Group practices, one refuge for young doctors unable or unwilling to start out alone, are getting harder to come by in the Washington area. Fitzgerald said his society receives at least four calls a month from physicians looking for work, but not even one call a year from practices needing another physician.
Some physicians are joining new types of practice arrangements, such as emergency centers or health maintenance organizations. Others go on salary at local hospitals. Still others put their names on the roster of hospital emergency rooms, to admit patients as they come in.
"In the past, young doctors would take emergency room cases only the first year or two out of school," said Schneider. "Now, a lot of them have been doing emergency room work for six or seven years. They have to, out of economic necessity."
Those facing the toughest time are the specialists, particularly cardiologists, psychiatrists and gastroenterologists. General surgeons and internists, who represent 8 percent and 22 percent of the city's physician population respectively, are also facing increased competition.
"We have specialists up to our eyeballs," said Schneider. "The only way to survive is to look for a procedure that others aren't doing, so they'll have more to offer."
The competition creates pressure in other areas, as well. "In tough times, it's not just your skill but your personality that matters," said O'Kieffe. "In the old days, people accepted a doctor's personality for what it was. In a patient glut, they'd survive. But now it is not just your skill but your attitude -- or the attitude of your receptionist or insurance person -- that matters."

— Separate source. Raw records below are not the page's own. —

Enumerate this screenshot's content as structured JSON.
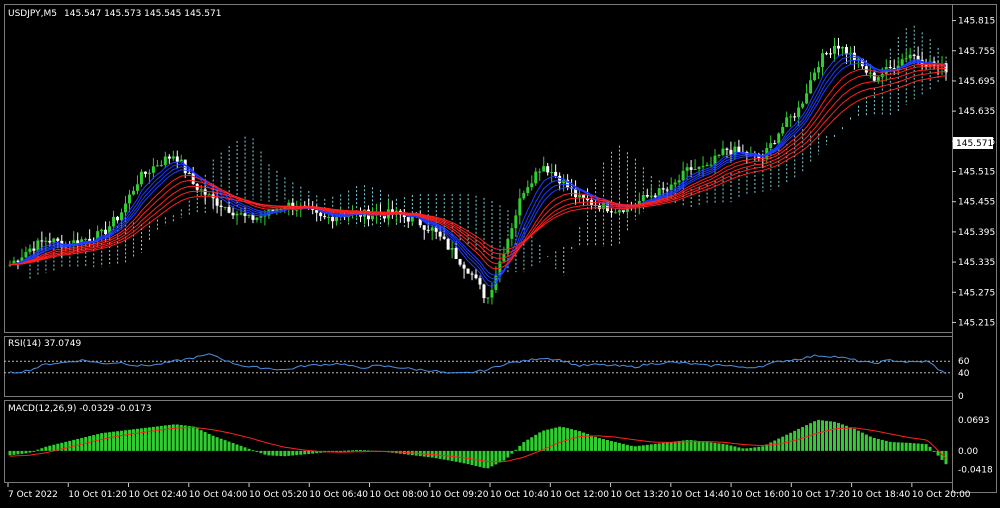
{
  "main": {
    "symbol": "USDJPY,M5",
    "ohlc": "145.547 145.573 145.545 145.571",
    "last_price": "145.571",
    "colors": {
      "bull": "#32cd32",
      "bear": "#ffffff",
      "fast_ma": "#1e3cff",
      "slow_ma": "#ff2020",
      "cloud": "#7fd3dc",
      "bg": "#000000",
      "grid": "#7a7a7a"
    }
  },
  "rsi": {
    "label": "RSI(14) 37.0749",
    "line_color": "#4a90e2",
    "levels": [
      60,
      40
    ]
  },
  "macd": {
    "label": "MACD(12,26,9) -0.0329 -0.0173",
    "hist_color": "#32cd32",
    "signal_color": "#ff2020"
  },
  "chart_data": [
    {
      "type": "line",
      "title": "USDJPY,M5",
      "ylim": [
        145.2,
        145.84
      ],
      "yticks": [
        "145.815",
        "145.755",
        "145.695",
        "145.635",
        "145.575",
        "145.515",
        "145.455",
        "145.395",
        "145.335",
        "145.275",
        "145.215"
      ],
      "xticks": [
        "7 Oct 2022",
        "10 Oct 01:20",
        "10 Oct 02:40",
        "10 Oct 04:00",
        "10 Oct 05:20",
        "10 Oct 06:40",
        "10 Oct 08:00",
        "10 Oct 09:20",
        "10 Oct 10:40",
        "10 Oct 12:00",
        "10 Oct 13:20",
        "10 Oct 14:40",
        "10 Oct 16:00",
        "10 Oct 17:20",
        "10 Oct 18:40",
        "10 Oct 20:00"
      ],
      "series": [
        {
          "values": [
            145.33,
            145.36,
            145.38,
            145.37,
            145.38,
            145.39,
            145.43,
            145.5,
            145.53,
            145.55,
            145.49,
            145.46,
            145.44,
            145.42,
            145.43,
            145.45,
            145.44,
            145.42,
            145.43,
            145.43,
            145.43,
            145.43,
            145.42,
            145.4,
            145.36,
            145.32,
            145.26,
            145.37,
            145.48,
            145.53,
            145.5,
            145.46,
            145.45,
            145.44,
            145.45,
            145.47,
            145.48,
            145.52,
            145.52,
            145.56,
            145.55,
            145.54,
            145.6,
            145.64,
            145.73,
            145.77,
            145.74,
            145.7,
            145.72,
            145.75,
            145.73,
            145.72
          ]
        }
      ]
    },
    {
      "type": "line",
      "title": "RSI(14) 37.0749",
      "ylim": [
        0,
        100
      ],
      "yticks": [
        "60",
        "40",
        "0"
      ],
      "series": [
        {
          "values": [
            40,
            44,
            55,
            58,
            62,
            56,
            58,
            52,
            54,
            60,
            66,
            72,
            58,
            50,
            48,
            45,
            52,
            54,
            56,
            48,
            52,
            50,
            46,
            44,
            38,
            40,
            45,
            56,
            60,
            66,
            62,
            52,
            54,
            52,
            50,
            56,
            58,
            56,
            52,
            54,
            48,
            52,
            60,
            64,
            70,
            68,
            62,
            56,
            62,
            58,
            60,
            37
          ]
        }
      ]
    },
    {
      "type": "bar",
      "title": "MACD(12,26,9) -0.0329 -0.0173",
      "ylim": [
        -0.07,
        0.11
      ],
      "yticks": [
        "0.0693",
        "0.00",
        "-0.0418"
      ],
      "series": [
        {
          "values": [
            -0.01,
            -0.005,
            0.01,
            0.02,
            0.03,
            0.04,
            0.045,
            0.05,
            0.055,
            0.06,
            0.055,
            0.035,
            0.02,
            0.005,
            -0.01,
            -0.012,
            -0.008,
            -0.004,
            0.0,
            0.002,
            0.0,
            -0.005,
            -0.01,
            -0.015,
            -0.022,
            -0.03,
            -0.04,
            -0.02,
            0.02,
            0.045,
            0.055,
            0.045,
            0.03,
            0.02,
            0.01,
            0.015,
            0.02,
            0.025,
            0.02,
            0.015,
            0.005,
            0.01,
            0.03,
            0.05,
            0.07,
            0.065,
            0.05,
            0.03,
            0.02,
            0.018,
            0.015,
            -0.03
          ]
        },
        {
          "values": [
            -0.012,
            -0.01,
            -0.004,
            0.006,
            0.016,
            0.026,
            0.034,
            0.04,
            0.046,
            0.051,
            0.053,
            0.048,
            0.04,
            0.03,
            0.018,
            0.008,
            0.002,
            -0.002,
            -0.003,
            -0.002,
            -0.001,
            -0.002,
            -0.005,
            -0.008,
            -0.012,
            -0.017,
            -0.024,
            -0.024,
            -0.014,
            0.002,
            0.02,
            0.032,
            0.034,
            0.031,
            0.025,
            0.02,
            0.019,
            0.021,
            0.021,
            0.019,
            0.014,
            0.012,
            0.016,
            0.026,
            0.04,
            0.05,
            0.052,
            0.046,
            0.038,
            0.03,
            0.024,
            -0.017
          ]
        }
      ]
    }
  ]
}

"The good days are gone," said Fitzgerald. "Doctors aren't so complacent anymore. They're more anxious to meet the needs of patients. They know that they're no longer the only show in town."